2.      Find the Insert Function (fx) button - This little tip pushed pivot tables close for the number one spot because it allows you to use any function Excel has, without knowing it first. All you need to do is click the little fx button to the left of the formula bar and you can browse all of Excel’s formulae. It will tell you what the formula does, how to use it and then help you to fill in the arguments step-by-step. To see how it does this, just click on it, or see this blog post for more detail.
3.      Use dropdowns for data entry – The information you get from a spreadsheet is only as good as the data you (or your employees) put in. It is very easy to use Excel’s Data Validation to create a drop-down list that only allows you to enter data from that list. I have created a blog post that covers how to do this in detail.
4.      Learn the VLOOKUP formula – You can access this via the Insert Function (fx) facility discussed in point 2. VLOOKUP allows you to look up data from a list in a spreadsheet. For example, you could enter a product code and automatically show the description and price from a separate price list. Use the fx button for more detail or watch the FREE VIDEO on my blog.
5.      Learn how to record a macro – a macro is a short program attached to a spreadsheet that carries out a particular task. The good news is that you do not need to be a programmer to create one – when you have a repetitive task you can simply ask Excel to record you carrying out the task and create a macro to do it automatically next time. You do this by selecting Tools > Macro > Record New Macro… Again, there is a short FREE VIDEO on my blog.
Hopefully these tips help you to tap into how Excel can help your business, just question whenever you are manually manipulating data whether it can be done in Excel – it almost certainly can.
For those of you who don’t have the time, or the inclination, to build the spreadsheet you need, why not let my team and I do it for you at Spreadsheets by Email?

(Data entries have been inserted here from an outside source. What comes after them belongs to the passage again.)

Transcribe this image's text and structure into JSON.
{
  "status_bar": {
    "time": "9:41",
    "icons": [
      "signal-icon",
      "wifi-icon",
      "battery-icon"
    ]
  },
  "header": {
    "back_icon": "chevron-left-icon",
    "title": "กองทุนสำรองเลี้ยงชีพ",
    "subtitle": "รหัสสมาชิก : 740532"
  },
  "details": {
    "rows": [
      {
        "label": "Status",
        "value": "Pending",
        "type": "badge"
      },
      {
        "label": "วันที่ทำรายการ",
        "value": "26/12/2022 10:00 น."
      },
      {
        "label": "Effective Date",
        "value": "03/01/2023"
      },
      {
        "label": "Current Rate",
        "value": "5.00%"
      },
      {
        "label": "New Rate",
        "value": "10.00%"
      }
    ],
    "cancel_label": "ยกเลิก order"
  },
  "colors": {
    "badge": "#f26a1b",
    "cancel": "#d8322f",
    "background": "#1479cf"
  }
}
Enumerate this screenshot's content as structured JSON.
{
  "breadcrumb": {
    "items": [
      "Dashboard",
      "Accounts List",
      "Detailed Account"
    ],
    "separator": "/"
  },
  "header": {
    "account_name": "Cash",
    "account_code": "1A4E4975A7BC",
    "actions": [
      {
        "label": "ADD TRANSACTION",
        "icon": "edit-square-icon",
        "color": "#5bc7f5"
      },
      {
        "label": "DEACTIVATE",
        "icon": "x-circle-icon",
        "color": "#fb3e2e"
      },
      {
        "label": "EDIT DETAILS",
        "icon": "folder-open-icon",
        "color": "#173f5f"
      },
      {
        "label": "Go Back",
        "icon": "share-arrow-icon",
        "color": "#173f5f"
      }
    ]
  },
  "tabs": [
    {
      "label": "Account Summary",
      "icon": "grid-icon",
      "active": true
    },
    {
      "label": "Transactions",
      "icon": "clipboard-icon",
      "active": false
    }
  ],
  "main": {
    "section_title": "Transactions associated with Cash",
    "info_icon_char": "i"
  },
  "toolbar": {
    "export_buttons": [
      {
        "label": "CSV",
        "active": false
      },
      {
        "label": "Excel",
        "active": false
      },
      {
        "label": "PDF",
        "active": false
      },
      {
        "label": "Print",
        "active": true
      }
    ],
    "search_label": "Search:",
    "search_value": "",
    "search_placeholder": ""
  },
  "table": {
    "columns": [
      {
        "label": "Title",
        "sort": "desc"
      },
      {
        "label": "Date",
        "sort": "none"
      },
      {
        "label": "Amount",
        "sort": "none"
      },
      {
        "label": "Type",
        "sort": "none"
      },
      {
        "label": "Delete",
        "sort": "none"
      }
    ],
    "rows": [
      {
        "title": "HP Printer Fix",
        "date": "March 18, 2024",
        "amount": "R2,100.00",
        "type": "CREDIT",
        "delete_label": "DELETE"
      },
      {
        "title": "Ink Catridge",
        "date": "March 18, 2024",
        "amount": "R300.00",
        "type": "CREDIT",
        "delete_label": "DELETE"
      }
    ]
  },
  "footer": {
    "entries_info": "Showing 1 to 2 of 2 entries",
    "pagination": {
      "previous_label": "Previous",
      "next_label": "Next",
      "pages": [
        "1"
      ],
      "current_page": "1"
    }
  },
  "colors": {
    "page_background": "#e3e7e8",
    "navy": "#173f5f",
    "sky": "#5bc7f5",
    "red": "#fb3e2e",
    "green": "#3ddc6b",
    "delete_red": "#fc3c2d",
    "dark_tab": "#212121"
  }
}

If you enjoyed this post, go to the top left corner of the blog, where you can subscribe for regular updates and your free report. If you wish to help me to provide future posts like this, please consider donating using the button in the right hand column.